Bob Dinneen, president and CEO of the Renewable Fuels Association, applauded the DOT for recognizing the difference between ethanol and oil and prioritizing oil train retrofits. “Based on an initial review of the final rule, the Department of Transportation should be commended for issuing a final rule that reflects public comments and takes a comprehensive approach to rail safety, including accident prevention, mitigation, and response. Secretary Foxx appears to have struck a fair balance in setting comprehensive standards while at the same time being sensitive to the limitation of retrofit capacity by giving less hazardous flammables—like ethanol—additional time to retrofit railcars,” he said.

“Last September, RFA highlighted a number of issues in our comments on the proposed rule that have been addressed today,” Dinneen continued. “We applaud the Department of Transportation for working to harmonize these regulations with Canada; for adopting a risk-based approach that prioritizes the most dangerous and highly-volatile flammables like crude oil while giving medium hazard liquids like ethanol additional time to come into compliance, for recognizing the limitations of the retrofit capacity, and, for establishing a regular reporting process for the retrofit schedule. The Department has also taken a very important step by requiring the petroleum industry to better identify and classify highly-volatile crude oil for shipment.”

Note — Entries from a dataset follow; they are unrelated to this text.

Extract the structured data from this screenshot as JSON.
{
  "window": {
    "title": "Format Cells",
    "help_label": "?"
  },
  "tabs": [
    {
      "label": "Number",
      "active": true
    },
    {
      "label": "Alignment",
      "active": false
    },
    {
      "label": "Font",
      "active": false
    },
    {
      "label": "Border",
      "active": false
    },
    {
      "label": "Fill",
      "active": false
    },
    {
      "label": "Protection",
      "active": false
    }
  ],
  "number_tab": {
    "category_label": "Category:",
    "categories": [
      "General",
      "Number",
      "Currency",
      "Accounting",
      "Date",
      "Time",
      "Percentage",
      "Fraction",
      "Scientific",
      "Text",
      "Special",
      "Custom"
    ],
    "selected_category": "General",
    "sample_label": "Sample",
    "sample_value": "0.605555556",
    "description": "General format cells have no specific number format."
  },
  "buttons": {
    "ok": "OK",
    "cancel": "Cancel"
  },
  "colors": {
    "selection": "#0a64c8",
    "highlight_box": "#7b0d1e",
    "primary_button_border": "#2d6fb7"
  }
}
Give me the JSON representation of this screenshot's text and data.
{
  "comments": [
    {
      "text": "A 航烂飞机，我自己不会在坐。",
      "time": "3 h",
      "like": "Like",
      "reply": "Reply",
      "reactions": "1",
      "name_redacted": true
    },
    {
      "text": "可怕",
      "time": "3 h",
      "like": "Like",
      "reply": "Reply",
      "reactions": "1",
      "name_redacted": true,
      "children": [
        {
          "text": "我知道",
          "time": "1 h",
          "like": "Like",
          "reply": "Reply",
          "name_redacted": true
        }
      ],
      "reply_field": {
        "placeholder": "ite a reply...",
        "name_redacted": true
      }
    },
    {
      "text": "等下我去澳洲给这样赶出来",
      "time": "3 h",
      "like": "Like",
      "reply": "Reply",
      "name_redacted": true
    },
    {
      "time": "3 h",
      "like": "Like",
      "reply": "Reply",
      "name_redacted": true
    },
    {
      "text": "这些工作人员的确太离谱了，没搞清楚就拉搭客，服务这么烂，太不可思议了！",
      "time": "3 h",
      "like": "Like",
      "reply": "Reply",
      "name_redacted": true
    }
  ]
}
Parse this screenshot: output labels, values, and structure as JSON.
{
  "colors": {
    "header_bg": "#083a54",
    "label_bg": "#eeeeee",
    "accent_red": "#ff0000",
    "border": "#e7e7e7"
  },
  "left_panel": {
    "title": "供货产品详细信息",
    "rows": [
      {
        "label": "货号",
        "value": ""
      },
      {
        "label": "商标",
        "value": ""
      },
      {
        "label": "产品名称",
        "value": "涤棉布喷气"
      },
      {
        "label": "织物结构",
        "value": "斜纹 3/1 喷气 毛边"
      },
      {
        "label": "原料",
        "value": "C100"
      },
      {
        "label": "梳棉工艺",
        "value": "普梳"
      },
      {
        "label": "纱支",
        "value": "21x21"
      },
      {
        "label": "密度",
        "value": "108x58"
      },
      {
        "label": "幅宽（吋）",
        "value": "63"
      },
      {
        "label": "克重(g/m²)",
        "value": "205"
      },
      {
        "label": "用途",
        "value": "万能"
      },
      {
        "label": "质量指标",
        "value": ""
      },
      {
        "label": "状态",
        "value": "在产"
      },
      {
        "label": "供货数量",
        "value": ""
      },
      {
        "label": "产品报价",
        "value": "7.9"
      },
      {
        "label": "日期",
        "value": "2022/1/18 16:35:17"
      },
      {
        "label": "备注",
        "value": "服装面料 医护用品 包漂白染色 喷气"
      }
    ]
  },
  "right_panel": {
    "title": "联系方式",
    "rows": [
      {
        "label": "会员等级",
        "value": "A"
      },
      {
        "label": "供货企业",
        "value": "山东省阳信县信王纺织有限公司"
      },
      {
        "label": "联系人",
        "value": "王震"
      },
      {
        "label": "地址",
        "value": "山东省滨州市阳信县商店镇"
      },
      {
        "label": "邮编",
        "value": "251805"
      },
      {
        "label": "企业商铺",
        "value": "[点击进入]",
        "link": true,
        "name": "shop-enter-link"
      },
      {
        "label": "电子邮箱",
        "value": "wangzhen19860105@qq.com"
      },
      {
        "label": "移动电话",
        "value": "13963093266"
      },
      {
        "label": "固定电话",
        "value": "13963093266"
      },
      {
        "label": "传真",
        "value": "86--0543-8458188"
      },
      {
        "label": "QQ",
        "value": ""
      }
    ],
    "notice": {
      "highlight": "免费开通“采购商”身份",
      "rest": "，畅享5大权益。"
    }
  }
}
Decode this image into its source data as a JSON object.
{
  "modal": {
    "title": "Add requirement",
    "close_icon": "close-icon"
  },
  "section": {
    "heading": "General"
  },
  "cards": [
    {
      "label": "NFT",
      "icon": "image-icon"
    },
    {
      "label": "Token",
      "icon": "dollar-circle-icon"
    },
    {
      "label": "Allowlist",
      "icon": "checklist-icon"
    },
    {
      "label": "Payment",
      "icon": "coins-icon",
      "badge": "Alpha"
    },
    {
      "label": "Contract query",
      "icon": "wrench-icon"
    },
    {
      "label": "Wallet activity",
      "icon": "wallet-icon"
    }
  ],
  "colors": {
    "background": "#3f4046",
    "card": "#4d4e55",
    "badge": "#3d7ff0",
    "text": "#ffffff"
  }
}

“The U.S. ethanol industry is committed to the safe transport of our product and is proud of our safety record,” Dinneen said. “The additional requirements we face will be costly, but the additional time to comply is certainly welcome. Today’s final rulemaking is a huge step forward in rail safety and the Department of Transportation should be recognized for taking a practical and realistic approach.”

Tom Buis, CEO of Growth Energy, has also spoken out in response to the rule. “Growth Energy and its members are absolutely committed to the safe delivery of our products to consumers throughout North America,” he said.  “Although we are pleased that this rule begins to acknowledge the difference between cars in ethanol and crude service, we are extremely disappointed that regulators are requiring extensive changes to the ethanol rail fleet, while seemingly ignoring the number one cause of these accidents—broken rails and poor track condition."

“With nearly 70 percent of ethanol transported by rail, today’s rule has a significant impact on the delivery of American-made ethanol,” Buis continued. “Growth Energy and the ethanol industry have been actively engaged in this process since the outset and provided extensive comments on the proposal last year. We will work to further understand the implications of today’s rule and its impact on the industry.”

Additional information on the rulemaking, including links to a summary and full final rule, is available on the DOT website